> THE DATA

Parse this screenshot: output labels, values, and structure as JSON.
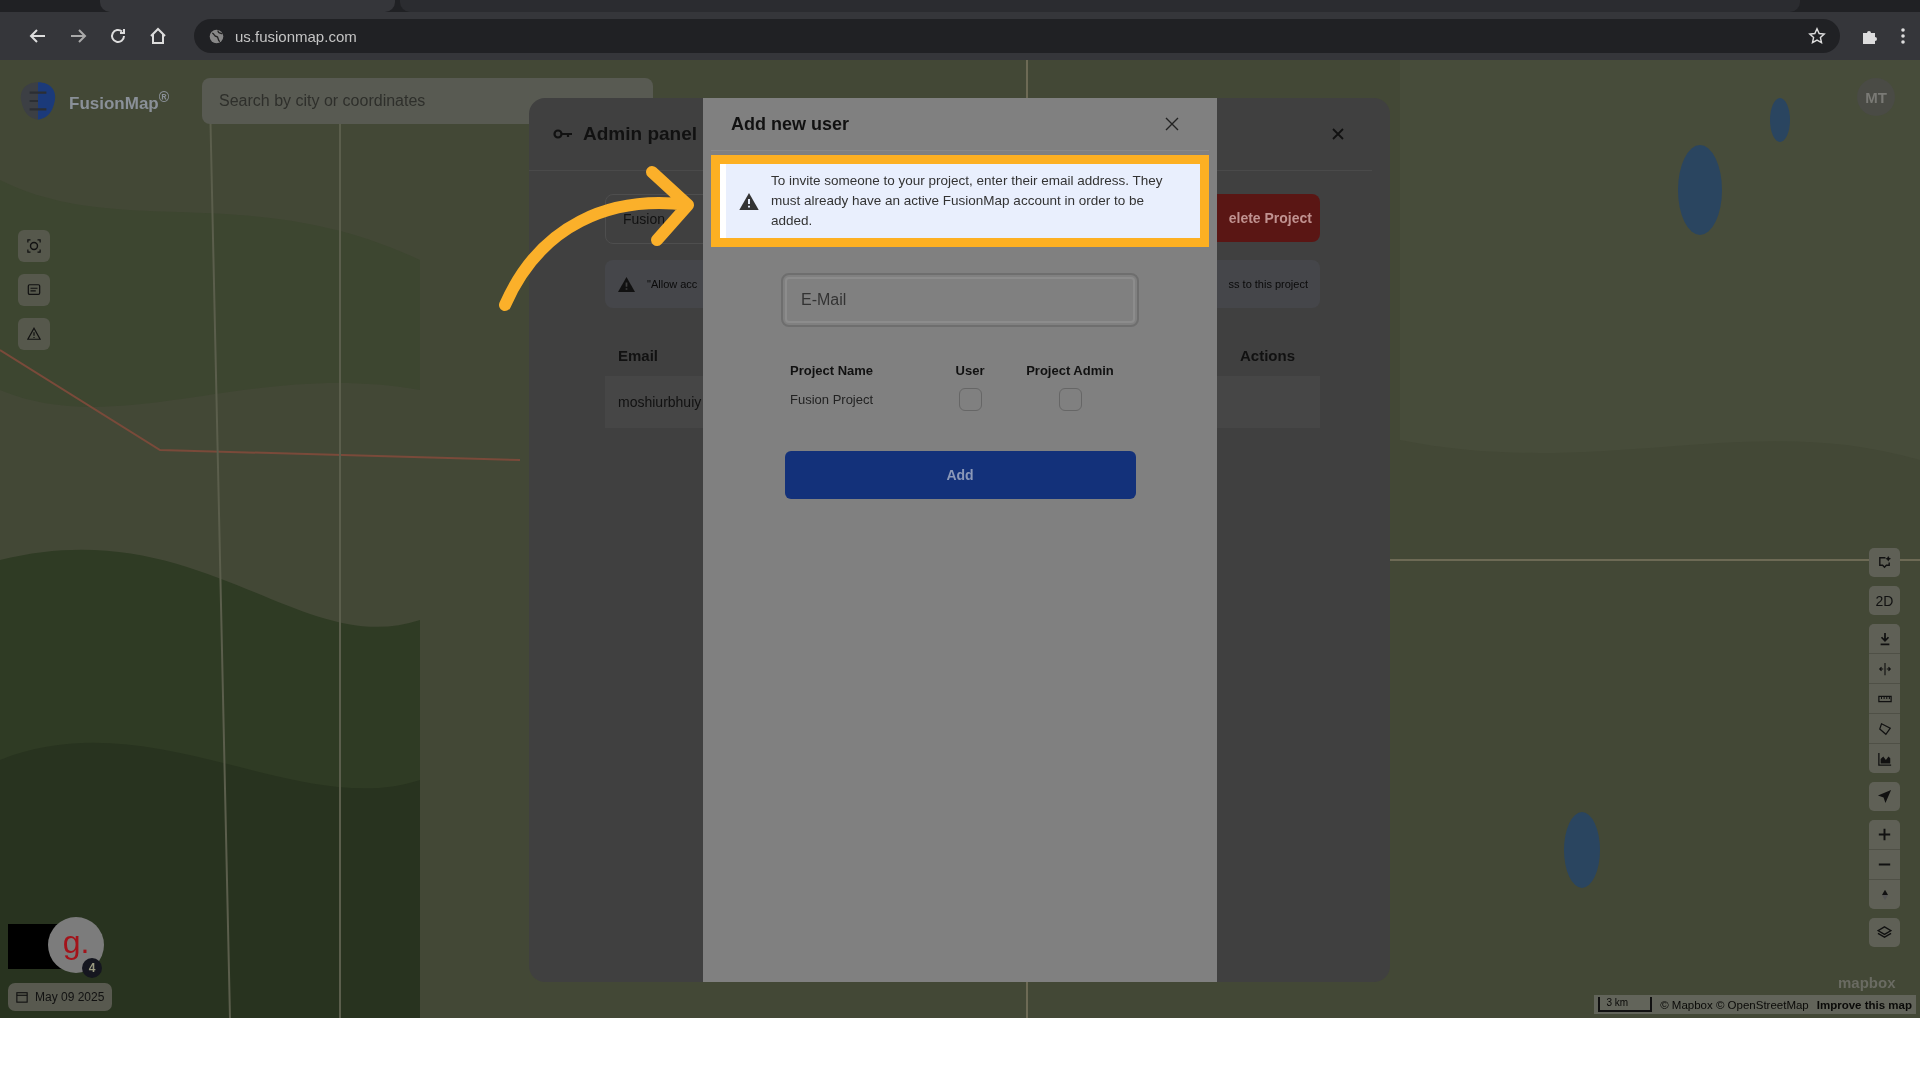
{
  "browser": {
    "url": "us.fusionmap.com"
  },
  "app": {
    "logo": "FusionMap$^{®}$",
    "search": {
      "placeholder": "Search by city or coordinates"
    },
    "avatar": "MT",
    "brand_mark": "g.",
    "badge": "4",
    "date": "May 09 2025",
    "view_toggle": "2D",
    "map_logo": "mapbox",
    "scale": "3 km",
    "attribution": "© Mapbox © OpenStreetMap",
    "improve_link": "Improve this map"
  },
  "admin_panel": {
    "title": "Admin panel",
    "project_button": "Fusion",
    "delete_button": "elete Project",
    "notice_left": "\"Allow acc",
    "notice_right": "ss to this project",
    "columns": [
      "Email",
      "Actions"
    ],
    "rows": [
      {
        "email": "moshiurbhuiy"
      }
    ]
  },
  "dialog": {
    "title": "Add new user",
    "notice": "To invite someone to your project, enter their email address. They must already have an active FusionMap account in order to be added.",
    "email": {
      "placeholder": "E-Mail"
    },
    "columns": [
      "Project Name",
      "User",
      "Project Admin"
    ],
    "projects": [
      {
        "name": "Fusion Project",
        "user": false,
        "admin": false
      }
    ],
    "add_button": "Add"
  }
}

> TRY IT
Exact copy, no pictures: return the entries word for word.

> TASK SOLUTION
Parse this screenshot: output labels, values, and structure as JSON.
{
  "browser": {
    "url": "us.fusionmap.com"
  },
  "app": {
    "logo": "FusionMap$^{®}$",
    "search": {
      "placeholder": "Search by city or coordinates"
    },
    "avatar": "MT",
    "brand_mark": "g.",
    "badge": "4",
    "date": "May 09 2025",
    "view_toggle": "2D",
    "map_logo": "mapbox",
    "scale": "3 km",
    "attribution": "© Mapbox © OpenStreetMap",
    "improve_link": "Improve this map"
  },
  "admin_panel": {
    "title": "Admin panel",
    "project_button": "Fusion",
    "delete_button": "elete Project",
    "notice_left": "\"Allow acc",
    "notice_right": "ss to this project",
    "columns": [
      "Email",
      "Actions"
    ],
    "rows": [
      {
        "email": "moshiurbhuiy"
      }
    ]
  },
  "dialog": {
    "title": "Add new user",
    "notice": "To invite someone to your project, enter their email address. They must already have an active FusionMap account in order to be added.",
    "email": {
      "placeholder": "E-Mail"
    },
    "columns": [
      "Project Name",
      "User",
      "Project Admin"
    ],
    "projects": [
      {
        "name": "Fusion Project",
        "user": false,
        "admin": false
      }
    ],
    "add_button": "Add"
  }
}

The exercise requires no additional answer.